[[ Task data, beginning ]]

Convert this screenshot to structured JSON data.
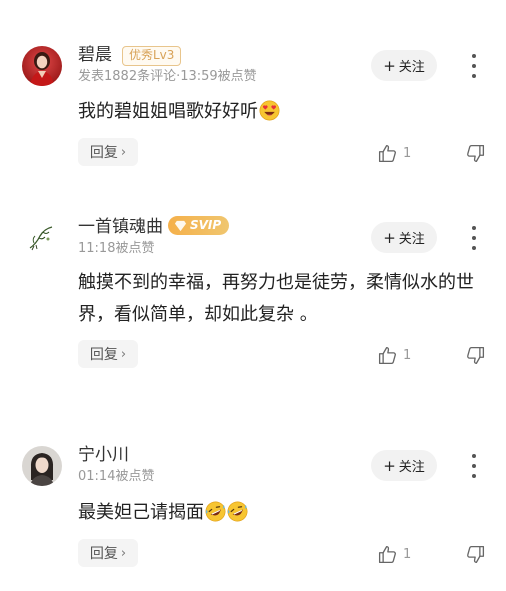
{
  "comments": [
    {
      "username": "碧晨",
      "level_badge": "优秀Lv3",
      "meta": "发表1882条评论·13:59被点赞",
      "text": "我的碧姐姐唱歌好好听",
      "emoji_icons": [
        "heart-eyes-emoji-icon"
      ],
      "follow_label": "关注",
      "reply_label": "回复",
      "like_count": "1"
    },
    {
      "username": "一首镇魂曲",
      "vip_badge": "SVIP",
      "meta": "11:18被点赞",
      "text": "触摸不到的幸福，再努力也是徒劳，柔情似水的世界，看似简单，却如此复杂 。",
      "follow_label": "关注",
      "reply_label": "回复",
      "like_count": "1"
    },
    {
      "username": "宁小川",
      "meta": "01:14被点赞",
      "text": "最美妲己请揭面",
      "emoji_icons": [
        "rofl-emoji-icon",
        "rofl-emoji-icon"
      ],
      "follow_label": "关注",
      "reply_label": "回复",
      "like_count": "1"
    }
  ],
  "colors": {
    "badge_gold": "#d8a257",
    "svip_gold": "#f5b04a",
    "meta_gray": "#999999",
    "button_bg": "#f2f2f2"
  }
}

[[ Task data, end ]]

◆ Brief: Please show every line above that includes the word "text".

◆ Task answer:
      "text": "我的碧姐姐唱歌好好听",
      "text": "触摸不到的幸福，再努力也是徒劳，柔情似水的世界，看似简单，却如此复杂 。",
      "text": "最美妲己请揭面",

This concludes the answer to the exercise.